We retrospectively reviewed clinical characteristics, radiological data and treatment in paediatric CRMO patients, followed at our institution paediatric rheumatology department.


Of the twenty-five patients enrolled, bone pain was the leading symptom (24/25 patients). On imaging, 148 lesions were identified with an average of 5.9 lesions per patient. The most common sites involved were the vertebrae (37%) and lower limbs (31%), followed by the pelvis (10%) and clavicles (9%). Our data confirm the known propensity for clavicle involvement, reaching 40% (10/25) of our patients on imaging, and 9/25 based on the pain symptoms. In our cohort, conventional radiographs showed characteristic lesions of osteolysis, sclerosis or mixed patterns. CRMO lesions are described in early stages as osteolytic, and the sclerosis and periosteal reaction mostly occurred afterwards due to the healing process. In most cases CRMO showed a typical pattern of bone involvement on Magnetic Resonance Imaging (MRI): multifocal, T2-weighted hyperintense geographic lesions at the metaphysis and epiphysis adjacent to the growth plates of tubular bones. In general, lesions present as areas of bone marrow edema, which additionally implicates low signal intensity on T1-weighted images and contrast enhancement.

Figure 1 

CRMO in a 9-year-old girl with pain at the left clavicle (medial). a) Coronal computed tomographic image shows expansion of the medial clavicle with osteolysis. b) T2-weighted MRI shows edema of surrounded soft tissues and sternoclavicular hyperostosis.

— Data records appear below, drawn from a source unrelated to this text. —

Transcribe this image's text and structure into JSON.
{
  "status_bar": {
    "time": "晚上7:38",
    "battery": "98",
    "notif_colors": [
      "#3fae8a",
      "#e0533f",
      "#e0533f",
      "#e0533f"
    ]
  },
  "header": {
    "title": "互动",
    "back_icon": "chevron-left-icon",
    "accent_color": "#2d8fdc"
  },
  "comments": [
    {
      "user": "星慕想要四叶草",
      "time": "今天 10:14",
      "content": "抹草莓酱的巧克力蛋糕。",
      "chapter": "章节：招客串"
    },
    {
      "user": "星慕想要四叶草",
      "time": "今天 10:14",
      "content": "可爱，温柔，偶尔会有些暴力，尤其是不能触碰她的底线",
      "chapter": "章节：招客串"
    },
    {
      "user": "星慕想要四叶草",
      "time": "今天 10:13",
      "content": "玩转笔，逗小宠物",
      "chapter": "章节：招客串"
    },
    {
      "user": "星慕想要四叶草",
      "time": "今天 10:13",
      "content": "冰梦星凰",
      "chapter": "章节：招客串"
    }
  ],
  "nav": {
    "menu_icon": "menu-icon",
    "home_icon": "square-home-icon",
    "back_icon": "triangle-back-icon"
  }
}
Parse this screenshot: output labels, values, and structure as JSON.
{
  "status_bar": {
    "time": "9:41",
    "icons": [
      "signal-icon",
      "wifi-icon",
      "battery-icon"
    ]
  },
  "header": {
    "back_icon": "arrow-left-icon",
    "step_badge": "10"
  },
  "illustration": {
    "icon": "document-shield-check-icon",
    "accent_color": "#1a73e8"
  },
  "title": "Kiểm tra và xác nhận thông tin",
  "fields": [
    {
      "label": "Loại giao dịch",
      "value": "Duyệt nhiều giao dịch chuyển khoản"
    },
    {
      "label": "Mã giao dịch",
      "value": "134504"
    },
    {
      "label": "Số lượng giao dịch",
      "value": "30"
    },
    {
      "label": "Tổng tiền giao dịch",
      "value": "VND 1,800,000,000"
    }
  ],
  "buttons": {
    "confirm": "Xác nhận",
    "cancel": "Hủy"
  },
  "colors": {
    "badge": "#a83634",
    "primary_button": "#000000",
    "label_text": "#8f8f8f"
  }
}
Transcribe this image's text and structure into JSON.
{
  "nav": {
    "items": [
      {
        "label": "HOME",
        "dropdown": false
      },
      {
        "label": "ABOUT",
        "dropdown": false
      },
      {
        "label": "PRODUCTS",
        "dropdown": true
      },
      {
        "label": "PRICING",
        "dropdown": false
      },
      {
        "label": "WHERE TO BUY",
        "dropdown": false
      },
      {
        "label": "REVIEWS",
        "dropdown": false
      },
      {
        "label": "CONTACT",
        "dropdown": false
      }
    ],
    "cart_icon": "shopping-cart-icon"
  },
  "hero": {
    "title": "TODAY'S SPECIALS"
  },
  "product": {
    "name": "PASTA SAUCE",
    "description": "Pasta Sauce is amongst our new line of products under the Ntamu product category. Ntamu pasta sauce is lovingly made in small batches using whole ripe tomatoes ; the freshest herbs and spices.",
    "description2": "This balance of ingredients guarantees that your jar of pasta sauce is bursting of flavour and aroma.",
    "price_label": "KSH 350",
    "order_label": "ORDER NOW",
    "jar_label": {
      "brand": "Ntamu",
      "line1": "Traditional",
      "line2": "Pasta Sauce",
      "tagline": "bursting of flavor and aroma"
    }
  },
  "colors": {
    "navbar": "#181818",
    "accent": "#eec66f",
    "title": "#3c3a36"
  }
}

Figure 2 

CRMO in an 8-year-old girl with left ankle pain and swelling. a) Plain radiograph of the left ankle shows a lytic lesion of the tibial metaphysis surrounded by a sclerotic rim. The lesion extend across the epiphyseal growth plate. b) Coronal STIR (fat suppressed T2-weighted MRI) shows bone marrow edema involving the distal tibia metaphysis and extending across the physis into the epiphysis. There is also edema in the surrounding soft-tissues.


We present a paediatric cohort of twenty-five CRMO patients. The distribution of the bone lesions on imaging was consistent with published data. A phase-specific typical pattern of involvement could be found on imaging.